§ Work item
Among the records that follow, find each line holding the word "true" and copy it.

§ Extracted records

- Opening Delimiter -

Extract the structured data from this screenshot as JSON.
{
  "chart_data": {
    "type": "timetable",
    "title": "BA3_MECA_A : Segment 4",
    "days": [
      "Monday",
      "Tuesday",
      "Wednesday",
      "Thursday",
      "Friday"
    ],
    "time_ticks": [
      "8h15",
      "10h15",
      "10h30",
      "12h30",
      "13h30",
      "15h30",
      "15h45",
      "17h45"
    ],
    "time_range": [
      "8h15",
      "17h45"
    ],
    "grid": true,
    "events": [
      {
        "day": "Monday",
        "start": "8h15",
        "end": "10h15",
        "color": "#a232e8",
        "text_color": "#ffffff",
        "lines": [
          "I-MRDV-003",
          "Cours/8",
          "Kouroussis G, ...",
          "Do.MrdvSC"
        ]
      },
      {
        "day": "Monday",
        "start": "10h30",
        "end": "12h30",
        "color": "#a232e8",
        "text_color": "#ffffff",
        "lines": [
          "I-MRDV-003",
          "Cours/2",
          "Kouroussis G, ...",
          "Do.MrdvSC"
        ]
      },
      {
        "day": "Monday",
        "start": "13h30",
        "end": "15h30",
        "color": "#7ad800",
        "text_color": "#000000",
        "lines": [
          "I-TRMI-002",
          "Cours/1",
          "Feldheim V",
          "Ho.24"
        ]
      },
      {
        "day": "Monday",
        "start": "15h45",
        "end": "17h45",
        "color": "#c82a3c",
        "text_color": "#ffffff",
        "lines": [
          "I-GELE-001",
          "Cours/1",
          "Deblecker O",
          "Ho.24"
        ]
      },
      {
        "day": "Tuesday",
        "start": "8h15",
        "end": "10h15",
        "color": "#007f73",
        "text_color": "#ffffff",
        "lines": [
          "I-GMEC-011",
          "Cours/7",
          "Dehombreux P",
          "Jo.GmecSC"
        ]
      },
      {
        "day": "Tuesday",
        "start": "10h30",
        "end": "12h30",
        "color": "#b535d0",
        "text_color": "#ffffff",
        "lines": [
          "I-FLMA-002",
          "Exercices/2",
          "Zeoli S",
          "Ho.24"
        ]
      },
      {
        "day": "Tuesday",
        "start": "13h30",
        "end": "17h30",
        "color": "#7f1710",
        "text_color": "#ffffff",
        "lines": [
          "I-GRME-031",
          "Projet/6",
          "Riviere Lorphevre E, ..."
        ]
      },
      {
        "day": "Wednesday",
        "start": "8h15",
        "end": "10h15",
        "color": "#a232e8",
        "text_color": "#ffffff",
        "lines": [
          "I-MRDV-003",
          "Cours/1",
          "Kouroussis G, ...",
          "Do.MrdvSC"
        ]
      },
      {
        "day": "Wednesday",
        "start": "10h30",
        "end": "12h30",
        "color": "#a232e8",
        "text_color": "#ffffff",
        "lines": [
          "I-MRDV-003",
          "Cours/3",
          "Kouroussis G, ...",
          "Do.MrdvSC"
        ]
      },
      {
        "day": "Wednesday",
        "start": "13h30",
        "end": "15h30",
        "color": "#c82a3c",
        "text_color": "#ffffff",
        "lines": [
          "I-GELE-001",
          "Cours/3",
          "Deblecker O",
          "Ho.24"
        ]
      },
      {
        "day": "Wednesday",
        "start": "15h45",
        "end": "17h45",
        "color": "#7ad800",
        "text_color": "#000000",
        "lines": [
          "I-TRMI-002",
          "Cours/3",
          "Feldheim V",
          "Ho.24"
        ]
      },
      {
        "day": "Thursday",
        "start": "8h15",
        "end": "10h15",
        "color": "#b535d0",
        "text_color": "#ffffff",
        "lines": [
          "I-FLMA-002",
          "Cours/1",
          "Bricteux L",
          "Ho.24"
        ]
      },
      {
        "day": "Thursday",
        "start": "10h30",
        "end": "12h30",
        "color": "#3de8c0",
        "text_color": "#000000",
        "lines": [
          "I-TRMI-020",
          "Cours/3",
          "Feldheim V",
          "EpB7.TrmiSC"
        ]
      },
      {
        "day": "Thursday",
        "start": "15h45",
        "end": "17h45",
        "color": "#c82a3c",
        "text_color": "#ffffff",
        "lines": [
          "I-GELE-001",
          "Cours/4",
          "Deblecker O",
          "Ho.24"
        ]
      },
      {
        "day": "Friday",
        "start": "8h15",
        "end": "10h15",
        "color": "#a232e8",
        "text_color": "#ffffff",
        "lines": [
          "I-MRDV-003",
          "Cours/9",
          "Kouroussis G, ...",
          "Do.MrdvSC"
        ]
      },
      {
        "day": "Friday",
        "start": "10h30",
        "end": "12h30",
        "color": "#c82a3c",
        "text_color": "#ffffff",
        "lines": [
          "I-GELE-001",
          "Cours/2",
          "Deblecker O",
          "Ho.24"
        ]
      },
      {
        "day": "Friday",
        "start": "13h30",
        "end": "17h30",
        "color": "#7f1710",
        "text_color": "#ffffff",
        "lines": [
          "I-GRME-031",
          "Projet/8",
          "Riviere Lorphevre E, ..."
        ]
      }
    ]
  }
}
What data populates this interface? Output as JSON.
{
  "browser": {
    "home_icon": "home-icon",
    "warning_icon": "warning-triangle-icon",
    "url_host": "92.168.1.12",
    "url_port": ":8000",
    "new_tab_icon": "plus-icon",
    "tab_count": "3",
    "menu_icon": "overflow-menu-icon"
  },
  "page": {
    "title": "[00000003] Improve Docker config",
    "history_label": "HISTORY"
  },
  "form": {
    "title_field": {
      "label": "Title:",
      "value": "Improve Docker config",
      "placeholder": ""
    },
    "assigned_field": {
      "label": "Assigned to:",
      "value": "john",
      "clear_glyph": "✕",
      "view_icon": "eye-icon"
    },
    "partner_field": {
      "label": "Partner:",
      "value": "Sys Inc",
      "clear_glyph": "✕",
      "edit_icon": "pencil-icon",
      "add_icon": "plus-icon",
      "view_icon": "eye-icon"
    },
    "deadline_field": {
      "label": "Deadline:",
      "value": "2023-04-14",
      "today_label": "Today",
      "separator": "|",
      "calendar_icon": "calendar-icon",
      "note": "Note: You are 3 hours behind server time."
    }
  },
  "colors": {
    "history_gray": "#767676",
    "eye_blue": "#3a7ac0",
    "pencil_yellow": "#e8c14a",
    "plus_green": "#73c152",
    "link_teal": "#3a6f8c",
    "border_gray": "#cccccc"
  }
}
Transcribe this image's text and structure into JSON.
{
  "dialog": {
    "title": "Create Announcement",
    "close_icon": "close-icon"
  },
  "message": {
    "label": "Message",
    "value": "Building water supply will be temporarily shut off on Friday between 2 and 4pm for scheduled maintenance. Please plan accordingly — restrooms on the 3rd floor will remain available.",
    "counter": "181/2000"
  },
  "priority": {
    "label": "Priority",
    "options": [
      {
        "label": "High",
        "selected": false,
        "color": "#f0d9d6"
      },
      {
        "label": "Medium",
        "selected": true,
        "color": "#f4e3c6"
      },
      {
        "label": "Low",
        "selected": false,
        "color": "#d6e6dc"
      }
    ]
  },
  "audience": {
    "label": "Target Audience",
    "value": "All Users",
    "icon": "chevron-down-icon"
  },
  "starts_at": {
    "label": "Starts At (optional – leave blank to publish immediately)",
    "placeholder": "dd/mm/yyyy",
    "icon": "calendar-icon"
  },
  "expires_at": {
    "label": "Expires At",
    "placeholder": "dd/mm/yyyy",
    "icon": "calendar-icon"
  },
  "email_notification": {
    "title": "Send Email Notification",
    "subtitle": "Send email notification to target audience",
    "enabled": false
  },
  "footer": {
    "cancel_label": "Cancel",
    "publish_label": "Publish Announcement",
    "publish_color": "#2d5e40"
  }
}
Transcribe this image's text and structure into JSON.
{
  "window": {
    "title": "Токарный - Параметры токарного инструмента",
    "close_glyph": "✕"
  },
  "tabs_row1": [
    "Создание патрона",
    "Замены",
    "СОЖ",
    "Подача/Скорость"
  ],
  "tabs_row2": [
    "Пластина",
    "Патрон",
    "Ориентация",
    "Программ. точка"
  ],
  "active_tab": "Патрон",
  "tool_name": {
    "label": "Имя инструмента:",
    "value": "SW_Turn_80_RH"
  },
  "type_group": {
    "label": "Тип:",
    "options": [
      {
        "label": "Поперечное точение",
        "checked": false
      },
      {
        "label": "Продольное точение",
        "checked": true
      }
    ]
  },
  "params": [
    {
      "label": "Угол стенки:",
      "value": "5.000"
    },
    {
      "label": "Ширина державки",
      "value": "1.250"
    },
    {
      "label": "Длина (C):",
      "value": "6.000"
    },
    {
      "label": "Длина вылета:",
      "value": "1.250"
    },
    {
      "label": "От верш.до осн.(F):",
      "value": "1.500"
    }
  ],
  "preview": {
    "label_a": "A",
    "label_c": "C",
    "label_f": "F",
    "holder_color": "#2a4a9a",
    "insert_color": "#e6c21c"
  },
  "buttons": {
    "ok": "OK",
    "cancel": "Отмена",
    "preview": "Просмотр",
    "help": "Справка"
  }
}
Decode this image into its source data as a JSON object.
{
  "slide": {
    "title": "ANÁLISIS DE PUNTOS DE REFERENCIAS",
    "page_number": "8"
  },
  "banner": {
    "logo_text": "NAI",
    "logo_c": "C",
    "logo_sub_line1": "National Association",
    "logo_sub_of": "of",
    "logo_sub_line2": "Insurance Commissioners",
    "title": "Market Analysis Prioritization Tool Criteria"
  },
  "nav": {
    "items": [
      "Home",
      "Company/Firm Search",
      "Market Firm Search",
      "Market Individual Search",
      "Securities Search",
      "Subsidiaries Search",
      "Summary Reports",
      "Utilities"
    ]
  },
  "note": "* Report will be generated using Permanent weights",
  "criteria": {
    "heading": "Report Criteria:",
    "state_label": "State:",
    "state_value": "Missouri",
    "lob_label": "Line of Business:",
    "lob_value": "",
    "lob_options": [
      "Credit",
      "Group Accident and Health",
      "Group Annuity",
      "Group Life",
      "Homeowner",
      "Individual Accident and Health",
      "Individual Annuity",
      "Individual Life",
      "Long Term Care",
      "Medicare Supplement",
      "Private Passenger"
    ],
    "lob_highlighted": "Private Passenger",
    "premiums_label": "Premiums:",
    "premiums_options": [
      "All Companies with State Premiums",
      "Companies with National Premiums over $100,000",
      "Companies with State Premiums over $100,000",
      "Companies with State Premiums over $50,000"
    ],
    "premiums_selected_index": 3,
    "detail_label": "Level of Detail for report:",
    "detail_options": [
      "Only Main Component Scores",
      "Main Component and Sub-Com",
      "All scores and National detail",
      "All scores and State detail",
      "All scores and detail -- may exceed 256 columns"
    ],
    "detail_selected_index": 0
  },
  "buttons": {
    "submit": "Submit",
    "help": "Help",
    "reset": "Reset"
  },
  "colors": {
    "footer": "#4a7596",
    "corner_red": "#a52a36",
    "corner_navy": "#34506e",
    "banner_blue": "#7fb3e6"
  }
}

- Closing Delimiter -

§ Answer below
    "grid": true,
        "selected": true,
        "checked": true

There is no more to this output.